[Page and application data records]
══════════

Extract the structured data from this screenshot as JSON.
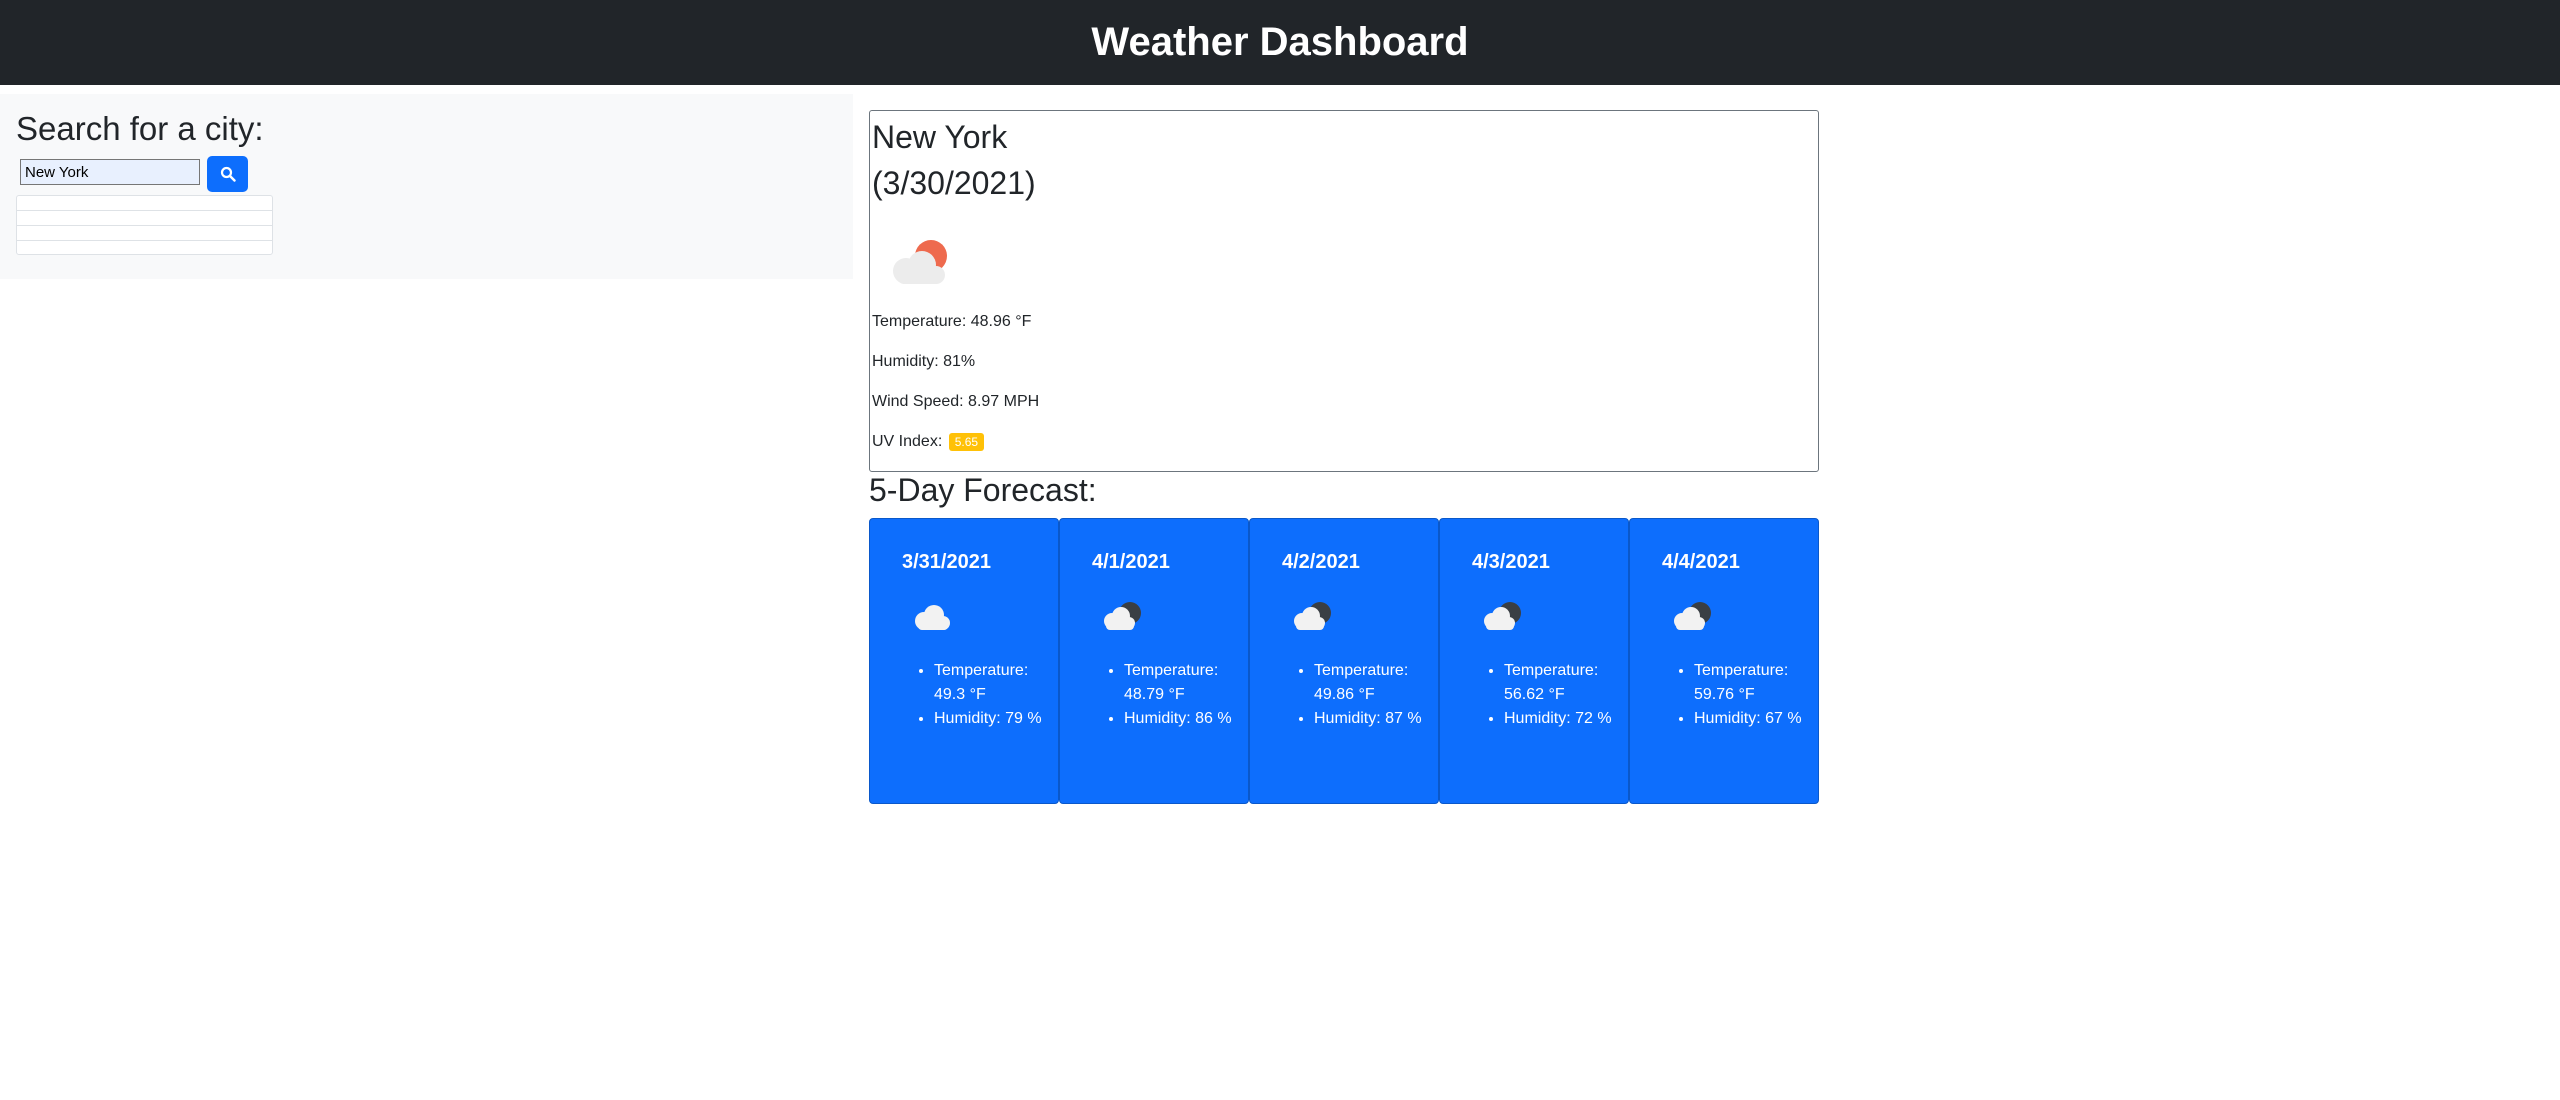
{
  "header": {
    "title": "Weather Dashboard"
  },
  "search": {
    "title": "Search for a city:",
    "input_value": "New York",
    "history_items": [
      "",
      "",
      "",
      ""
    ]
  },
  "current": {
    "city": "New York",
    "date": "(3/30/2021)",
    "icon": "partly-cloudy-sun-icon",
    "temperature": "Temperature: 48.96 °F",
    "humidity": "Humidity: 81%",
    "wind": "Wind Speed: 8.97 MPH",
    "uv_label": "UV Index:",
    "uv_value": "5.65",
    "uv_color": "#ffc107"
  },
  "forecast": {
    "title": "5-Day Forecast:",
    "days": [
      {
        "date": "3/31/2021",
        "icon": "cloud-icon",
        "temp": "Temperature: 49.3 °F",
        "humidity": "Humidity: 79 %"
      },
      {
        "date": "4/1/2021",
        "icon": "cloud-moon-icon",
        "temp": "Temperature: 48.79 °F",
        "humidity": "Humidity: 86 %"
      },
      {
        "date": "4/2/2021",
        "icon": "cloud-moon-icon",
        "temp": "Temperature: 49.86 °F",
        "humidity": "Humidity: 87 %"
      },
      {
        "date": "4/3/2021",
        "icon": "cloud-moon-icon",
        "temp": "Temperature: 56.62 °F",
        "humidity": "Humidity: 72 %"
      },
      {
        "date": "4/4/2021",
        "icon": "cloud-moon-icon",
        "temp": "Temperature: 59.76 °F",
        "humidity": "Humidity: 67 %"
      }
    ]
  },
  "colors": {
    "header_bg": "#212529",
    "accent": "#0d6efd",
    "uv_moderate": "#ffc107"
  }
}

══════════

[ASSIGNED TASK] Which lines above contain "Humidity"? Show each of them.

[SOLUTION TO THIS PROBLEM]
    "humidity": "Humidity: 81%",
        "humidity": "Humidity: 79 %"
        "humidity": "Humidity: 86 %"
        "humidity": "Humidity: 87 %"
        "humidity": "Humidity: 72 %"
        "humidity": "Humidity: 67 %"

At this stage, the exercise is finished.